BENNINGTON — Restaurants and bars have made changes to their operations as they face a decline in business and state-mandated restrictions amid the novel coronavirus outbreak.
Vermont Gov. Phil Scott last week announced the statewide closure of all bars and restaurants, effective Tuesday, March 17, though the order allows those enterprises to continue to offer takeout, curbside pickup and delivery.
In light of the outbreak and the suspension of dine-in service, the Southwestern Vermont Chamber of Commerce's annual Restaurant Week was rechristened Takeout Week. The event started Sunday, March 22 and continues through Saturday.
Ryan Hassett, who owns three food-related Main Street businesses — Bringing You Vermont, Bennington Pizza House and Vermont Confectionery — as well as the recently revamped Woodford General Store, said the outbreak has impacted each of his businesses differently.
More than two-thirds of the Bennington Pizza House's normal business is delivery and takeout, making it perhaps the least affected operation of the bunch, though its volume of orders is still down, Hassett said. Vermont Confectionery has temporarily closed, though Bringing You Vermont and the general store are still offering the candy shop's products and fielding orders for Easter.
Hassett said he has had to lay off nearly all of his employees, essentially leaving him and his wife and children to staff the three still-open establishments.
Bringing You Vermont, a country store and cafe located at 434 Main St., has taken a hard hit because owners and employees of other downtown businesses and agencies have constituted a major part of its clientele for breakfast and lunch, Hassett said.
Elm Street Market owner Ted Cutsumpas said on Wednesday that "business has been cut by half," at least partly because all of his catering orders for institutions and companies has stopped.
Cutsumpas said he has not yet laid off any employees, though hours have been adjusted. The market has also started to stay open later and launched an online ordering platform, he said.
Call-in lunch orders have been somewhat steady, Cutsumpas said, and the market has tried to limit store access to no more than two customers at any one time.

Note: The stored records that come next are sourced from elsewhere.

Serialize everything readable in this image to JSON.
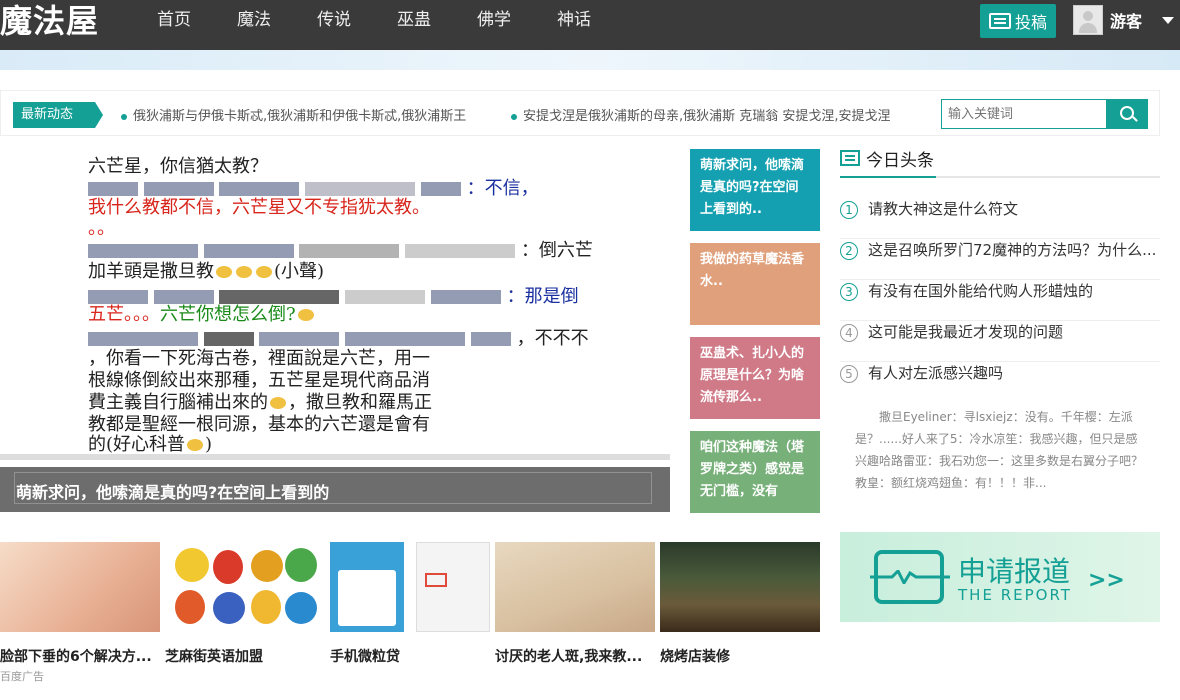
{
  "brand": {
    "logo": "魔法屋"
  },
  "nav": [
    "首页",
    "魔法",
    "传说",
    "巫蛊",
    "佛学",
    "神话"
  ],
  "header": {
    "submit_label": "投稿",
    "username": "游客"
  },
  "ticker": {
    "tag": "最新动态",
    "items": [
      "俄狄浦斯与伊俄卡斯忒,俄狄浦斯和伊俄卡斯忒,俄狄浦斯王",
      "安提戈涅是俄狄浦斯的母亲,俄狄浦斯 克瑞翁 安提戈涅,安提戈涅"
    ]
  },
  "search": {
    "placeholder": "输入关键词"
  },
  "feature": {
    "caption": "萌新求问，他嗦滴是真的吗?在空间上看到的",
    "image_text": {
      "line1": "六芒星，你信猶太教？",
      "line2_tail": "：不信，",
      "line3": "我什么教都不信，六芒星又不专指犹太教。",
      "line4": "。。",
      "line5_tail": "：倒六芒",
      "line6": "加羊頭是撒旦教",
      "line6_tail": "(小聲)",
      "line7_tail": "：那是倒",
      "line8": "五芒。。。",
      "line8_g": "六芒你想怎么倒?",
      "line9_tail": "，不不不",
      "line10": "，你看一下死海古卷，裡面說是六芒，用一",
      "line11": "根線條倒絞出來那種，五芒星是現代商品消",
      "line12": "費主義自行腦補出來的",
      "line12_tail": "，撒旦教和羅馬正",
      "line13": "教都是聖經一根同源，基本的六芒還是會有",
      "line14": "的(好心科普",
      "line14_tail": ")"
    }
  },
  "tiles": [
    {
      "text": "萌新求问，他嗦滴是真的吗?在空间上看到的..",
      "color": "#14a0b0"
    },
    {
      "text": "我做的药草魔法香水..",
      "color": "#e0a07c"
    },
    {
      "text": "巫蛊术、扎小人的原理是什么？为啥流传那么..",
      "color": "#d07a88"
    },
    {
      "text": "咱们这种魔法（塔罗牌之类）感觉是无门槛，没有",
      "color": "#78b07a"
    }
  ],
  "headlines": {
    "title": "今日头条",
    "items": [
      {
        "num": "1",
        "text": "请教大神这是什么符文"
      },
      {
        "num": "2",
        "text": "这是召唤所罗门72魔神的方法吗？为什么..."
      },
      {
        "num": "3",
        "text": "有没有在国外能给代购人形蜡烛的"
      },
      {
        "num": "4",
        "text": "这可能是我最近才发现的问题"
      },
      {
        "num": "5",
        "text": "有人对左派感兴趣吗"
      }
    ],
    "excerpt": "撒旦Eyeliner：寻lsxiejz：没有。千年樱：左派是？......好人来了5：冷水凉笙：我感兴趣，但只是感兴趣哈路雷亚：我石劝您一：这里多数是右翼分子吧？教皇：额红烧鸡翅鱼：有！！！非..."
  },
  "report": {
    "cn": "申请报道",
    "en": "THE REPORT",
    "arrows": ">>"
  },
  "ads": {
    "items": [
      {
        "caption": "脸部下垂的6个解决方..."
      },
      {
        "caption": "芝麻街英语加盟"
      },
      {
        "caption": "手机微粒贷"
      },
      {
        "caption": "讨厌的老人斑,我来教..."
      },
      {
        "caption": "烧烤店装修"
      }
    ],
    "source": "百度广告"
  }
}
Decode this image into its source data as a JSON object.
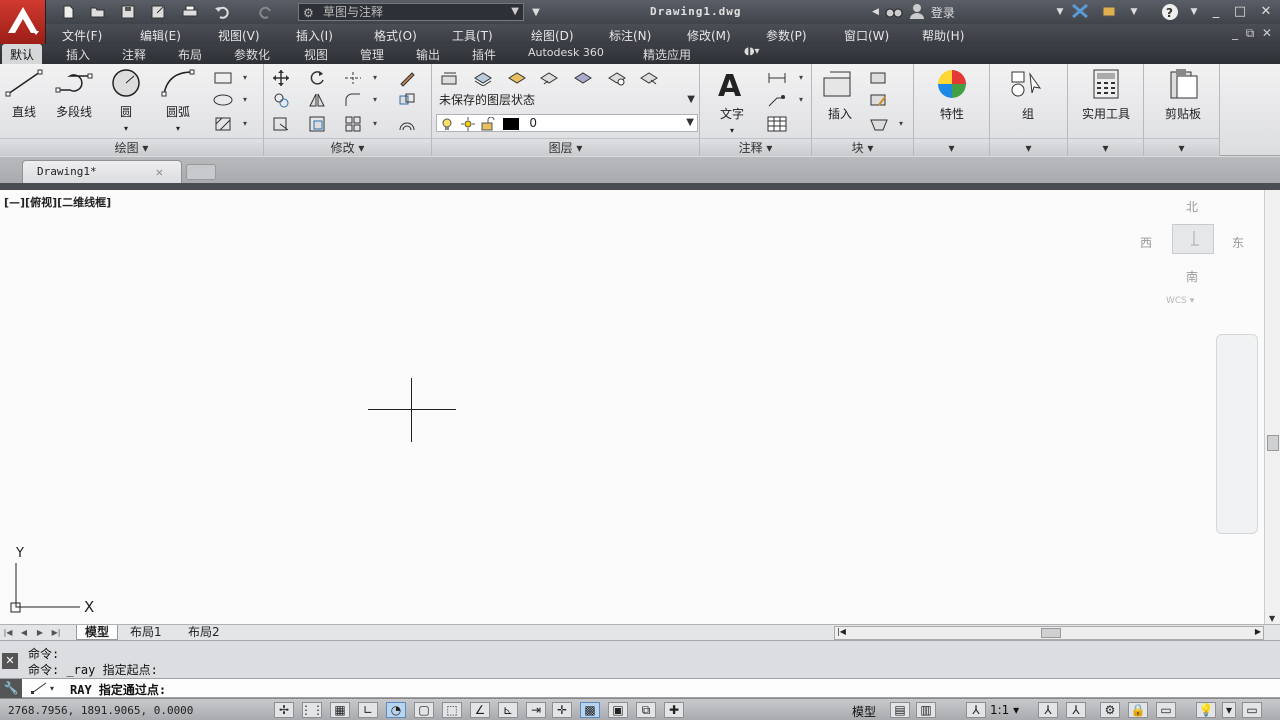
{
  "titlebar": {
    "workspace": "草图与注释",
    "document_title": "Drawing1.dwg",
    "login": "登录"
  },
  "menu": [
    "文件(F)",
    "编辑(E)",
    "视图(V)",
    "插入(I)",
    "格式(O)",
    "工具(T)",
    "绘图(D)",
    "标注(N)",
    "修改(M)",
    "参数(P)",
    "窗口(W)",
    "帮助(H)"
  ],
  "ribbon_tabs": [
    "默认",
    "插入",
    "注释",
    "布局",
    "参数化",
    "视图",
    "管理",
    "输出",
    "插件",
    "Autodesk 360",
    "精选应用"
  ],
  "panels": {
    "draw": {
      "title": "绘图",
      "line": "直线",
      "polyline": "多段线",
      "circle": "圆",
      "arc": "圆弧"
    },
    "modify": {
      "title": "修改"
    },
    "layers": {
      "title": "图层",
      "layer_state": "未保存的图层状态",
      "current_layer": "0"
    },
    "annotation": {
      "title": "注释",
      "text": "文字"
    },
    "block": {
      "title": "块",
      "insert": "插入"
    },
    "properties": {
      "label": "特性"
    },
    "groups": {
      "label": "组"
    },
    "utilities": {
      "label": "实用工具"
    },
    "clipboard": {
      "label": "剪贴板"
    }
  },
  "doc_tab": {
    "name": "Drawing1*"
  },
  "viewport": {
    "label": "[—][俯视][二维线框]",
    "viewcube": {
      "north": "北",
      "south": "南",
      "east": "东",
      "west": "西",
      "wcs": "WCS"
    }
  },
  "ucs": {
    "y": "Y",
    "x": "X"
  },
  "layout_tabs": [
    "模型",
    "布局1",
    "布局2"
  ],
  "command": {
    "history": [
      "命令:",
      "命令: _ray 指定起点:"
    ],
    "prompt": "RAY 指定通过点:"
  },
  "status": {
    "coords": "2768.7956, 1891.9065, 0.0000",
    "model": "模型",
    "scale": "1:1"
  },
  "colors": {
    "accent_red": "#c0302a",
    "layer_color": "#000000"
  }
}
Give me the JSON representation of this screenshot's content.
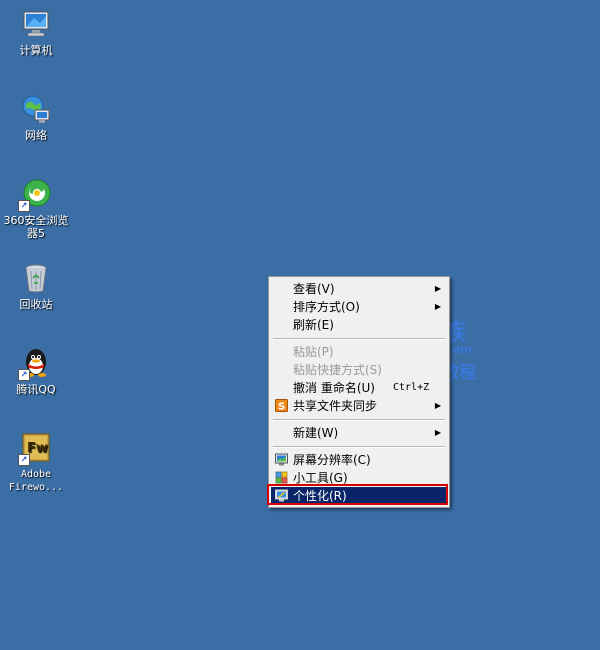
{
  "desktop": {
    "icons": [
      {
        "label": "计算机",
        "icon": "computer-icon"
      },
      {
        "label": "网络",
        "icon": "network-icon"
      },
      {
        "label": "360安全浏览器5",
        "icon": "browser-360-icon"
      },
      {
        "label": "回收站",
        "icon": "recycle-bin-icon"
      },
      {
        "label": "腾讯QQ",
        "icon": "qq-icon"
      },
      {
        "label_line1": "Adobe",
        "label_line2": "Firewo...",
        "icon": "fireworks-icon"
      }
    ]
  },
  "context_menu": {
    "items": [
      {
        "label": "查看(V)",
        "submenu": true
      },
      {
        "label": "排序方式(O)",
        "submenu": true
      },
      {
        "label": "刷新(E)"
      },
      {
        "label": "粘贴(P)",
        "disabled": true
      },
      {
        "label": "粘贴快捷方式(S)",
        "disabled": true
      },
      {
        "label": "撤消 重命名(U)",
        "shortcut": "Ctrl+Z"
      },
      {
        "label": "共享文件夹同步",
        "submenu": true
      },
      {
        "label": "新建(W)",
        "submenu": true
      },
      {
        "label": "屏幕分辨率(C)"
      },
      {
        "label": "小工具(G)"
      },
      {
        "label": "个性化(R)",
        "selected": true
      }
    ],
    "arrow": "▶"
  },
  "watermark": {
    "brand": "办公族",
    "domain": "Officezu.com",
    "tagline": "Word教程"
  },
  "colors": {
    "desktop": "#3a6ea5",
    "menu_bg": "#f0f0f0",
    "selection": "#0a246a",
    "highlight_box": "#d40000"
  }
}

One challenge amid the uncertainty is attempting to assess the appropriate amount of deli meats and other products to order for future days, Cutsumpas said.
"There's no playbook for this," he said.
At Lil' Britain, a fish-and-chips shop located at 116 North St., business is still "pretty good," said owner Nathan Johnson.
Lunchtime has been slower than usual, and dinner remains the restaurant's busiest time, he said. Business from tourists and elderly people has diminished.
At this point, the shop is committed to staying open, though temporarily closing is "an option that we've talked about," Johnson said. "As long as we're able to do things in a healthy way and people are willing to come by," he said, the business will continue operating.
The shop does not offer delivery currently. One challenge for handling curbside pickups, Johnson said, is the lack of convenient parking near the shop.
Lil' Britain has been following guidelines from the Centers for Disease Control and Prevention and the Vermont Department of Health, Johnson said.
Johnson has not needed to lay off any employees at the shop, which already had a small staff, he said.
Sales last weekend for The Miller's Toll, a craft cocktail bar located at 716 Main St., "were similar to a regular weekend except a little down" because the business, normally open on Thursday, Friday and Saturday, was open only the latter two days, co-owner Lisa Harrington wrote in an email on Wednesday.
Scott last week directed the Vermont Department of Liquor and Lottery to allow restaurants and bars to offer alcoholic beverages, including mixed drinks, for takeout and delivery.
"The switch from [a] laid back, relax with a cocktail and friends atmosphere" to a takeout operation "was quite a transition," Harrington wrote, explaining that the business previously handled only one or two to-orders every weekend "at most."
"We ended up making our traditional drinks without ice, room [temperature] to prevent drinking in the car on the way home, adding a sticker to seal the bottle, directions on how to prepare the cocktail, and a warning to not open before getting to their destination and not to drink and drive," Harrington wrote.
The response from customers has been positive, Harrington wrote. "We had a great first weekend."
One concern going forward is the continued availability of certain ingredients, she wrote.
Contact Luke Nathan at email@example.com.